With Christmas just a few weeks away, Santa Claus is getting a head start traveling to the farthest reaches of the globe. And thanks to a special sleigh – namely a C-17 from the Alaska National Guard -- Santa is visiting children and families in rural Alaska.
Far off the coast of Alaska in the Bering Sea, the people of Saint Paul Island got a special delivery.
Santa and Mrs. Claus made an early Christmas visit with help from the Alaska National Guard as part of Operation Santa Claus.
On board the plane were dozens of elves ready to bring Christmas to the remote community.
They brought hundreds of presents, all the fixings for a Christmas feast and sweet treats.
It’s a day everyone in St. Paul has waited for -- especially the kids.
“Ever since he heard about it, beginning of the week you know, is it time yet? Is it time?” Mac Mandregan Sr., a St. Paul Island resident, said.
The anxious children didn't have to wait long for Santa to arrive.

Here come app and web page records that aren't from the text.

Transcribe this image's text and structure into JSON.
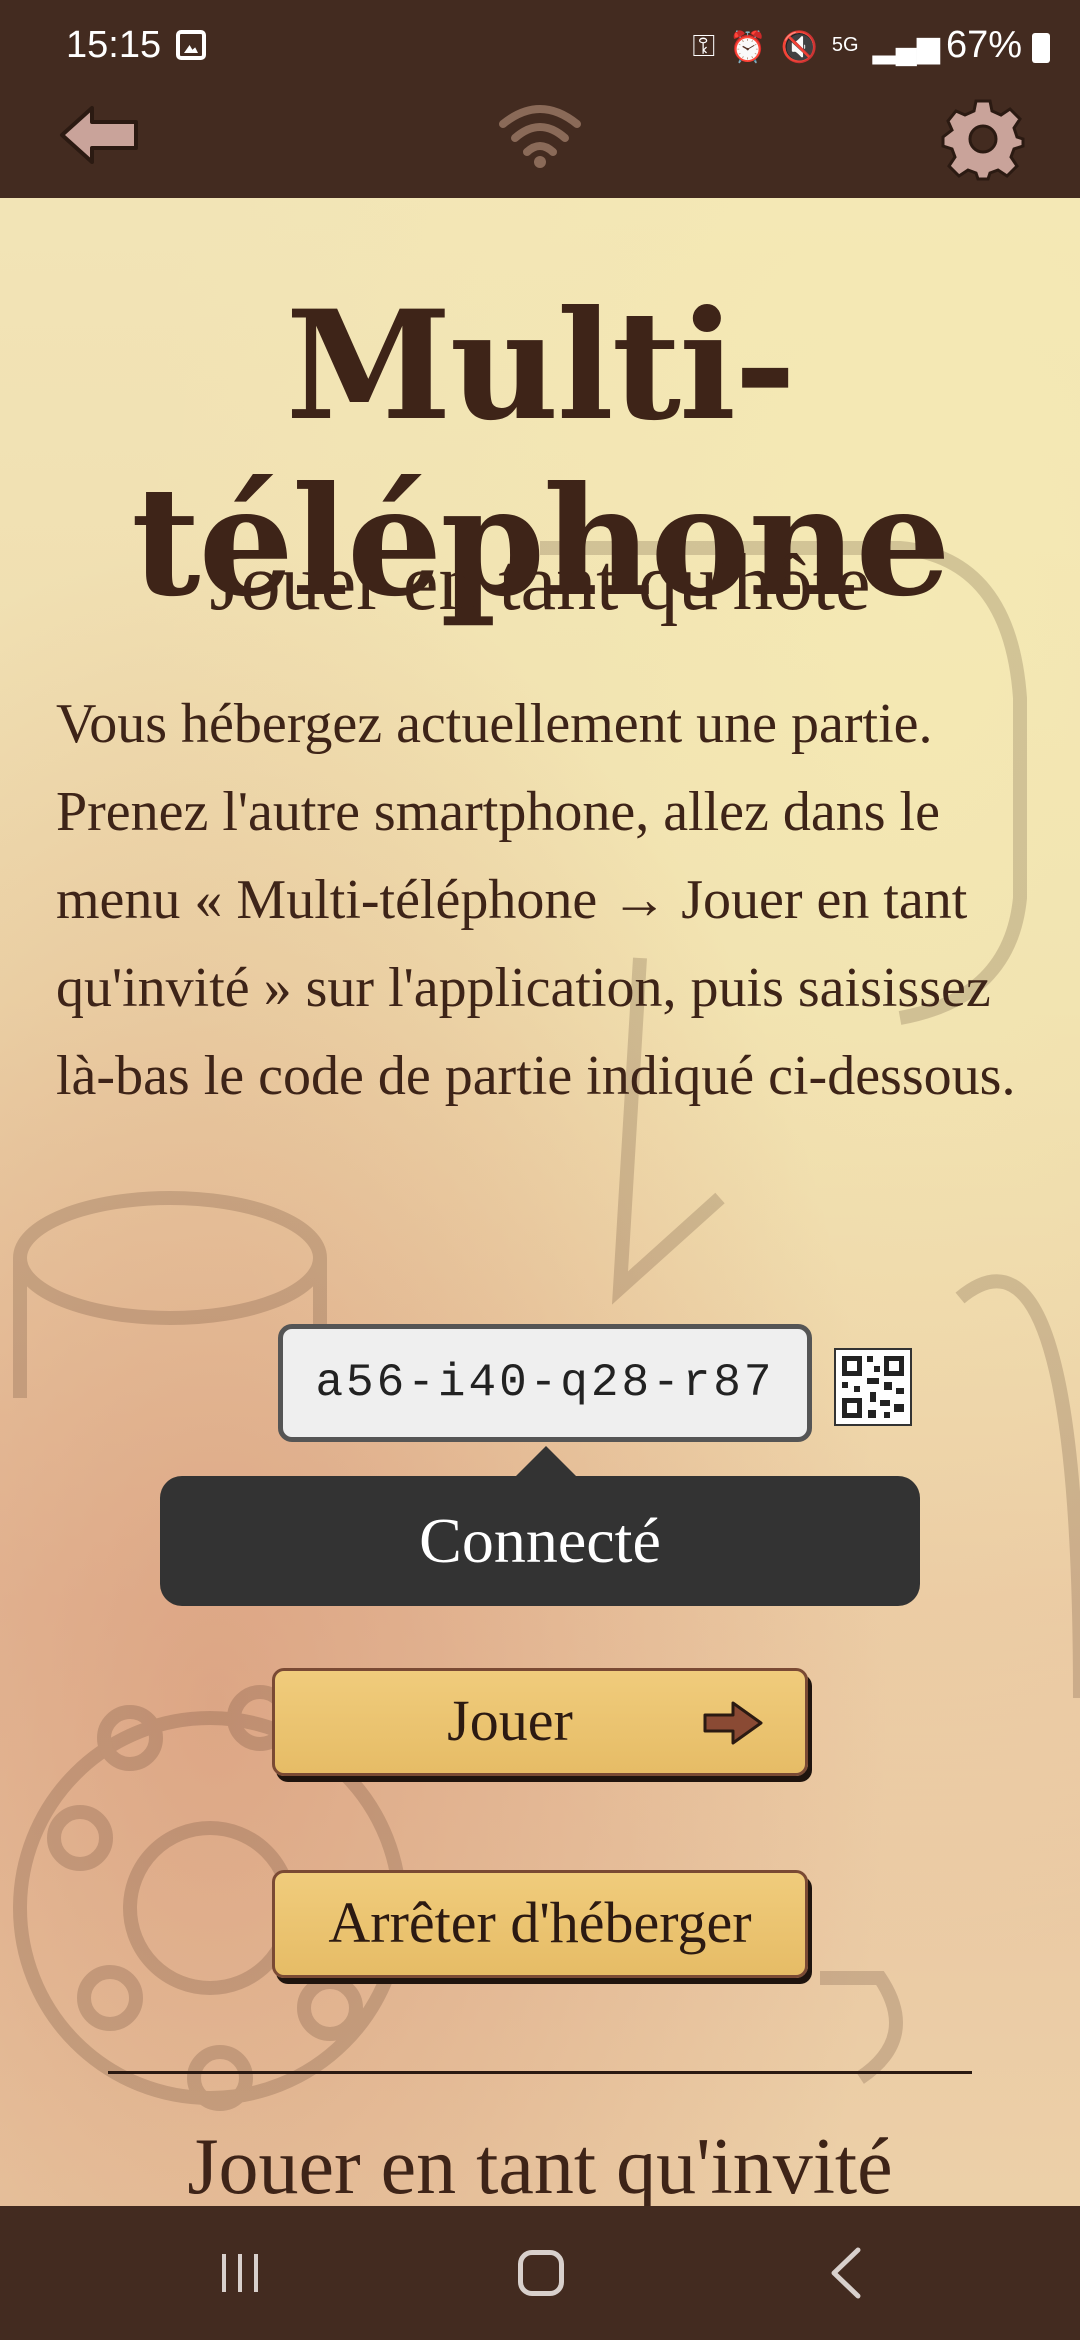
{
  "status_bar": {
    "time": "15:15",
    "battery": "67%",
    "network": "5G"
  },
  "page": {
    "title": "Multi-téléphone",
    "host_heading": "Jouer en tant qu'hôte",
    "description": "Vous hébergez actuellement une partie. Prenez l'autre smartphone, allez dans le menu « Multi-téléphone → Jouer en tant qu'invité » sur l'application, puis saisissez là-bas le code de partie indiqué ci-dessous.",
    "game_code": "a56-i40-q28-r87",
    "status_tooltip": "Connecté",
    "play_button": "Jouer",
    "stop_hosting_button": "Arrêter d'héberger",
    "guest_heading": "Jouer en tant qu'invité"
  },
  "colors": {
    "bar_bg": "#432b20",
    "text_brown": "#3e2418",
    "button_gold": "#ecc46e",
    "tooltip_bg": "#333333"
  },
  "icons": [
    "back-arrow-icon",
    "wifi-icon",
    "gear-icon",
    "qr-code-icon",
    "arrow-right-icon",
    "recent-apps-icon",
    "home-icon",
    "nav-back-icon"
  ]
}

The Christmas spirit quickly spread throughout the room and everyone wanted to see the magic for themselves.
“They don't get to go to the mall and sit on Santa's lap, so we get to bring that -- Santa and Mrs. Claus to them and provide some really great Christmas memories,” said Shannon Dehas, the organizer of Operation Santa Claus.

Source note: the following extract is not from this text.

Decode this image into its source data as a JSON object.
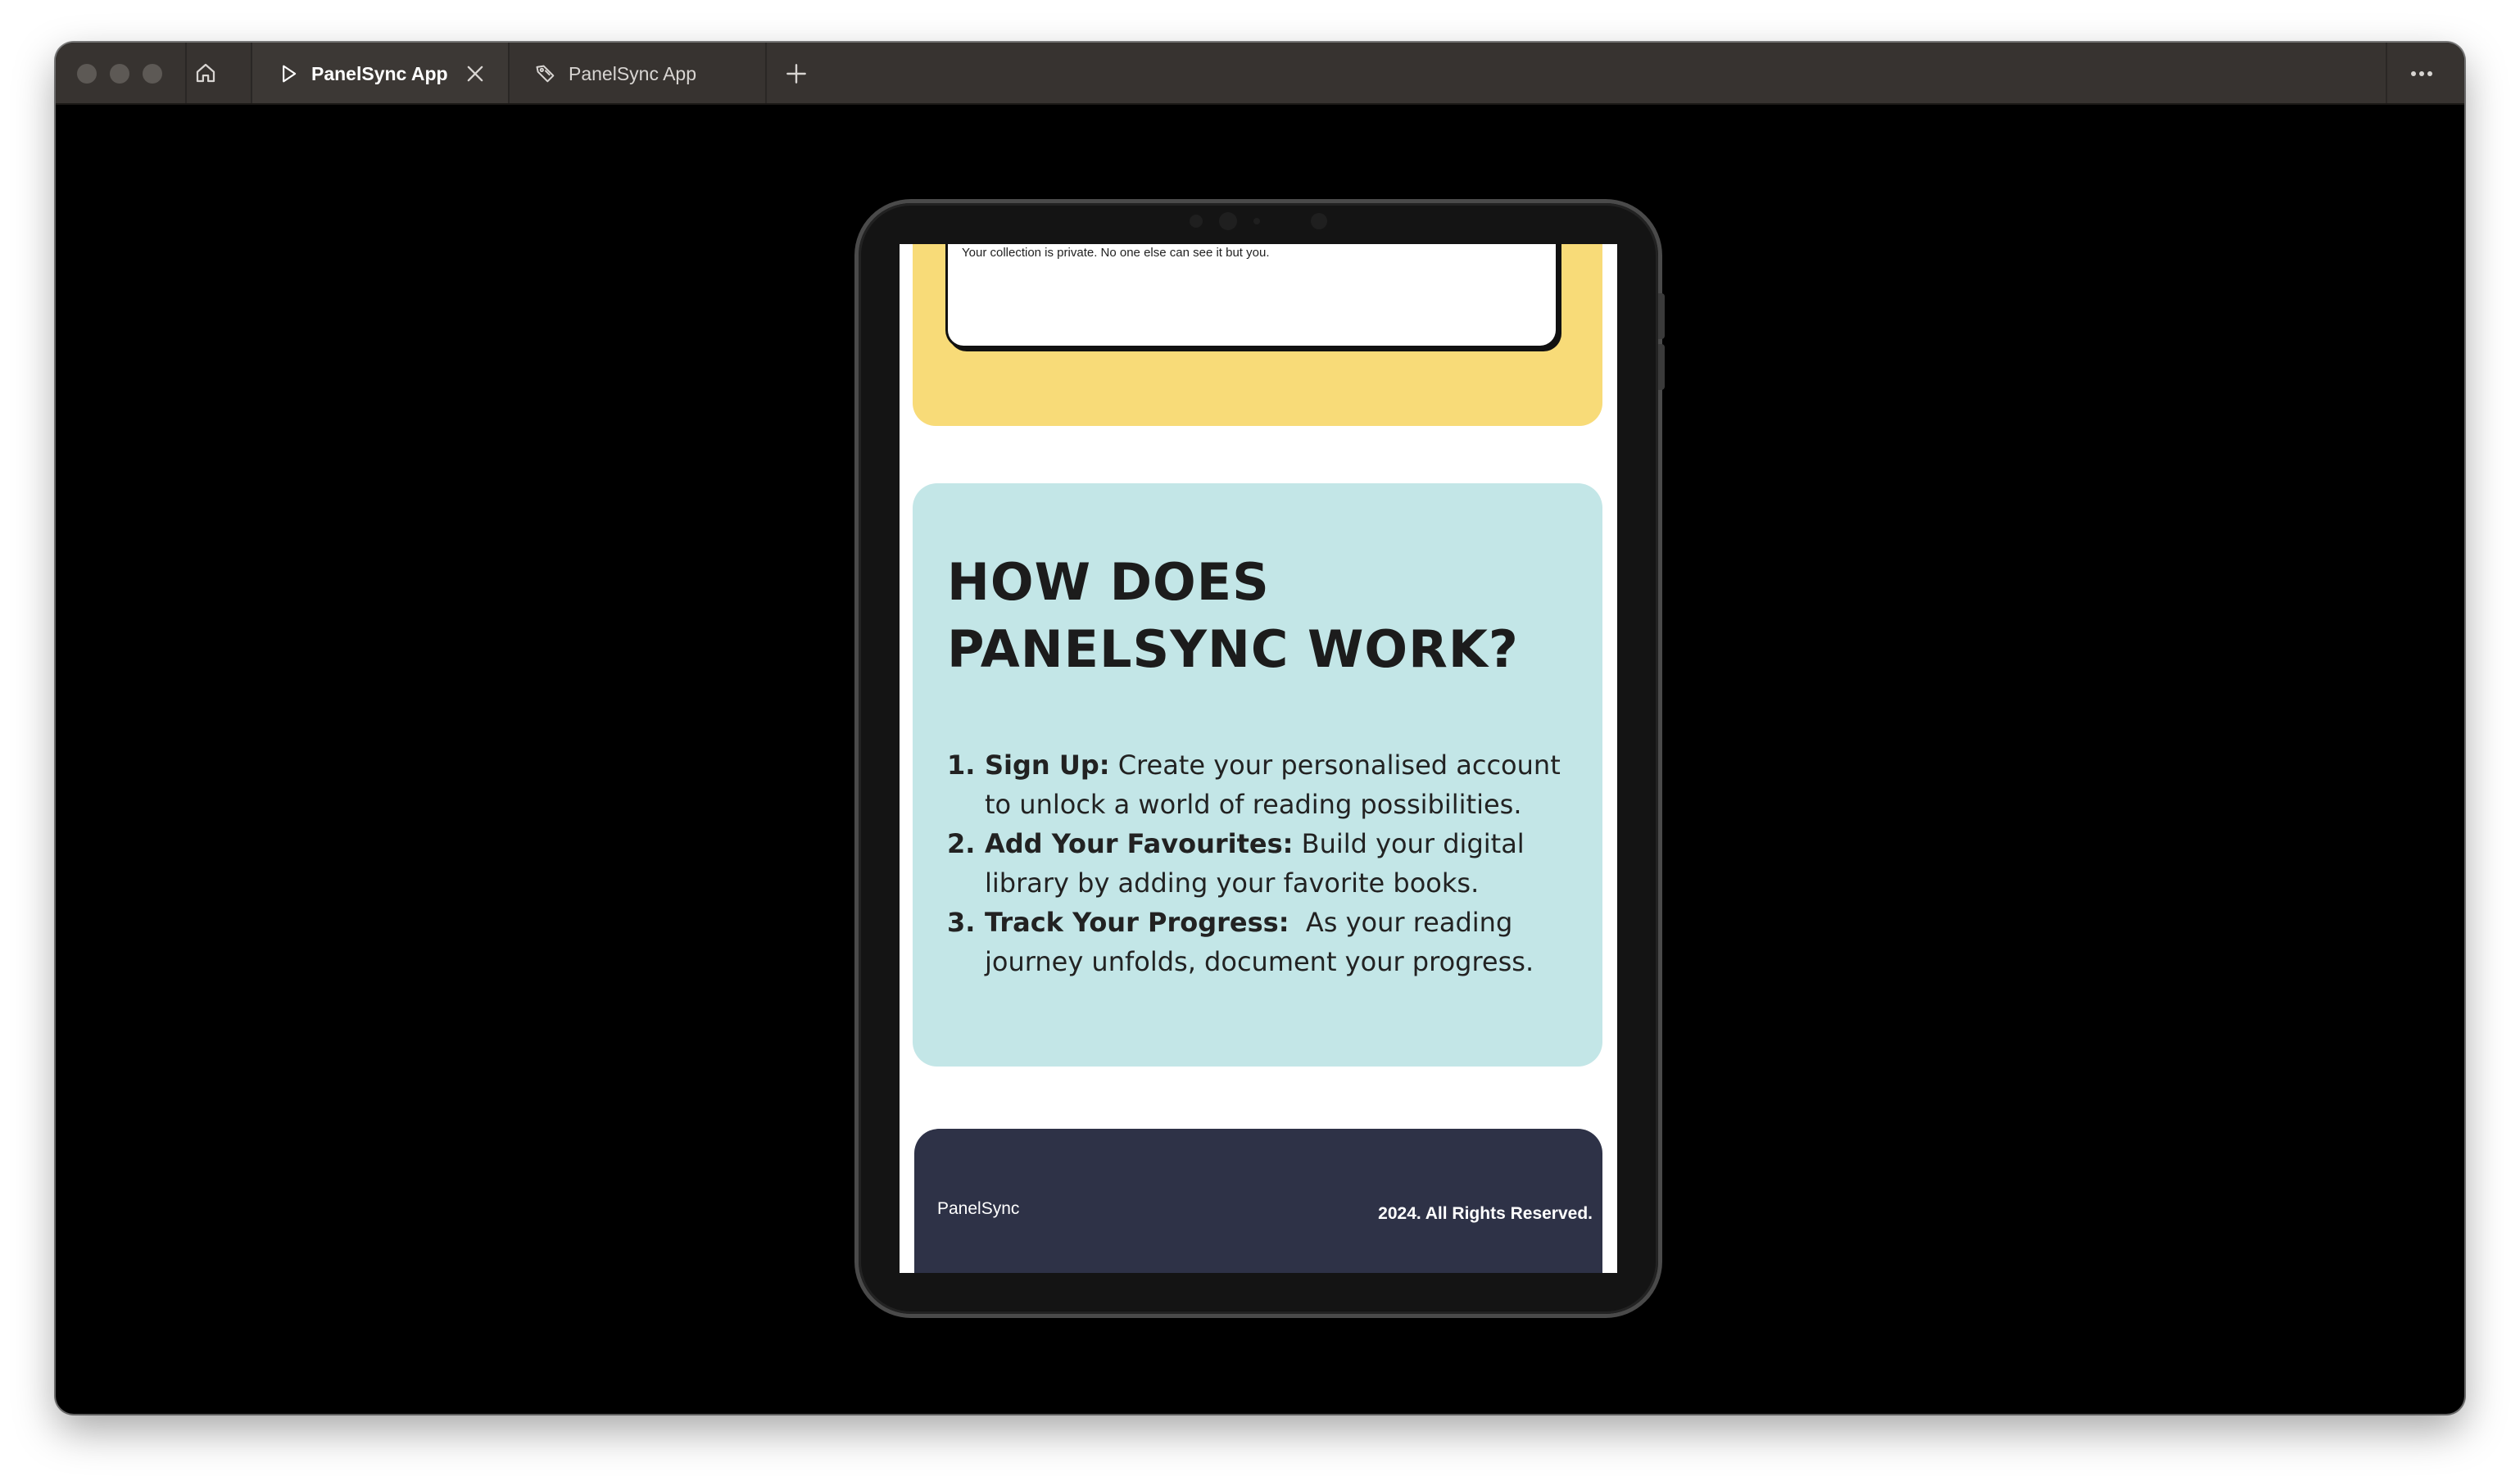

Most of the children were excited.
One girl asked Santa for an iPad.
“An iPad?! I got a lot of calls for those, you know,” Santa said. “I got a long list for iPads. I want one, too. Well, I will put your name on my list.”
Some children weren’t so excited, but everyone told us they are grateful.
“It was pretty good, we got a chance to just come all together and celebrate. It's a great thing for our community,” said 13-year-old Taylor Kauffman.
“I'm just happy. The kids are happy running around, it’s just a great, great day. Even the weather cooperated,” said Jason Bourdukofsky, the president of the village corporation.
Volunteers from around Alaska, including the Salvation Army, help contribute to continue the tradition, which has been going on for 54 years.
The effort began before Alaska even became a state, when a flood devastated the economy of Saint Mary's near the Bering Sea, and the National Guard used a cargo plane to save Christmas for 200 kids.